Lawrence watershed and lowed into the Mississippi watershed but remained clear and stopped short right at the mouth of Ohio River. The Upper Great LakesThe upper Great Lakes which are lakes Michigan, Lake Huron and Lake Superior went through stages in which they contained low water levels which was directly connected to the advance as well as retreat of the glaciers they were receiving most of their freshwater from in the basin. Lake Chicago was almost forced out of its banks when the border of the lake advance about 500 years after the lake was formed in the location. After the advancements of the Port Huron, the ice retreated back above the Straits of Machinac and continued to expose a lower outlet in Ontario based in Kirkfield. This outlet gave way right into the Trent Valley from the Georgian Bay as well as gave passage into the Lake Ontario.
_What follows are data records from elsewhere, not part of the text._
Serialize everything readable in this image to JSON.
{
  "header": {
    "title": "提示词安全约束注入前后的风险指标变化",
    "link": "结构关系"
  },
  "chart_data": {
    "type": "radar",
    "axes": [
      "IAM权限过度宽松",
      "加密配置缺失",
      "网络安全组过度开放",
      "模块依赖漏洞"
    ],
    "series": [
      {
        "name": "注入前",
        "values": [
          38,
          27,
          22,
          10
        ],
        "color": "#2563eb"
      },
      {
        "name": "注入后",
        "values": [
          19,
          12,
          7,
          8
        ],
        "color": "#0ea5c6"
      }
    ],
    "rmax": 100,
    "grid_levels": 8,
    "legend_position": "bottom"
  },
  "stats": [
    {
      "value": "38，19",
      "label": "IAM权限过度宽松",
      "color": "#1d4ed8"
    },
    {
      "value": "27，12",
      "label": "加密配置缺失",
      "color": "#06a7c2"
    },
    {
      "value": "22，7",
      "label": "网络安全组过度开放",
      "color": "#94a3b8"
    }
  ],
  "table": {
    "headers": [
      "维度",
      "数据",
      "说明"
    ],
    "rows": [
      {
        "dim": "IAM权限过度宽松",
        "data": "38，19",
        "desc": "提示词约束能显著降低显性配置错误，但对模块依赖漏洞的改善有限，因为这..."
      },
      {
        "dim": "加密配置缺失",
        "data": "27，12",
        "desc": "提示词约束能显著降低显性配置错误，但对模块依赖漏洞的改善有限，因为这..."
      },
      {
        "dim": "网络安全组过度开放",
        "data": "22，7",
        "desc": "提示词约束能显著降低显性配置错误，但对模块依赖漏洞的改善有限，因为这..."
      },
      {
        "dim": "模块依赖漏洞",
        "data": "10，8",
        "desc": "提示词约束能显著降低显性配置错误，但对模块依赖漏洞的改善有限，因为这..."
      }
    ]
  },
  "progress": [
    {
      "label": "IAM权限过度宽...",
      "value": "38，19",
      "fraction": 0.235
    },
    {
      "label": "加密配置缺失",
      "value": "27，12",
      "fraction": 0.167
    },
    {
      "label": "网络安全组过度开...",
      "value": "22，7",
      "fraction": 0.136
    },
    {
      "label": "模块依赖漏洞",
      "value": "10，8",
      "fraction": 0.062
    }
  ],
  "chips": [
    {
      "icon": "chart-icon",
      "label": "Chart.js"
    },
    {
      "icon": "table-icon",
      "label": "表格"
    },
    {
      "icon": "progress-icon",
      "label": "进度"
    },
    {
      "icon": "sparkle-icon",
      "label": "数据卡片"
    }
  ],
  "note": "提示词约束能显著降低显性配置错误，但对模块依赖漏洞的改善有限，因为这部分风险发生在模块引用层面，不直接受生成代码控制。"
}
The ice didn’t stop but continued to retreat revealing more and more lower outlets across Ontario connecting through the Ottawa River as well as the North Bay. However this retreat in ice levels reduced the water level in Lake Stanley which is in the Huron Basin. This made it so that the water drained from Lake Chippewa which is in the Michigan Basin to continue on through the Mackinac River. (Hansen, 1999) To conclude, it can be understood that the Great Lakes of Northern America prove to be of great importance to the economy as well as the wildlife. There are exotic plants as well as creatures that thrive here. They are a result of glaciers melting and will always be the 5 biggest freshwater lakes that bring in a lot to the economy with the fishes as well as the tourism they continue to bring. What we do need to do however is put a limit on the fishing whether it is for sport or for commercial use so that the wildlife can continue to thrive in the Great Lakes and also continue to bring in a lot of money into the economy along with more freshwater than can be found anywhere else in the world. ReferencesFarrand, W.
R. 1988. Glacial Lakes around Michigan.
Geological Survey Division, Michigan Department of Environmental Quality, Bulletin 4Bauder, A. 2003. SLIP – Ice Sheet Modeling, Southern Laurentide Ice-sheet Project. World Wide Web homepage URL: http://www.geology.wisc.edu/~blaabs/flowlines.html Retrieved on: Novber 13, 2004.
National Park Service. Ice Age Scenic Trail. World WIde Wibe homepage URL: http://www.nps.gov/iatr/expanded/history.htm Retreived October 13, 2004.Hansen, M.
C. 1999. History of Lake Erie. Ohio Department of Natural Resources, Geological Survey Division. World Wide Web homepage URL: http://www.dnr.state.oh.us/geosurvey/lakeerie/lefact1.htm Retrieved on November 23, 2004.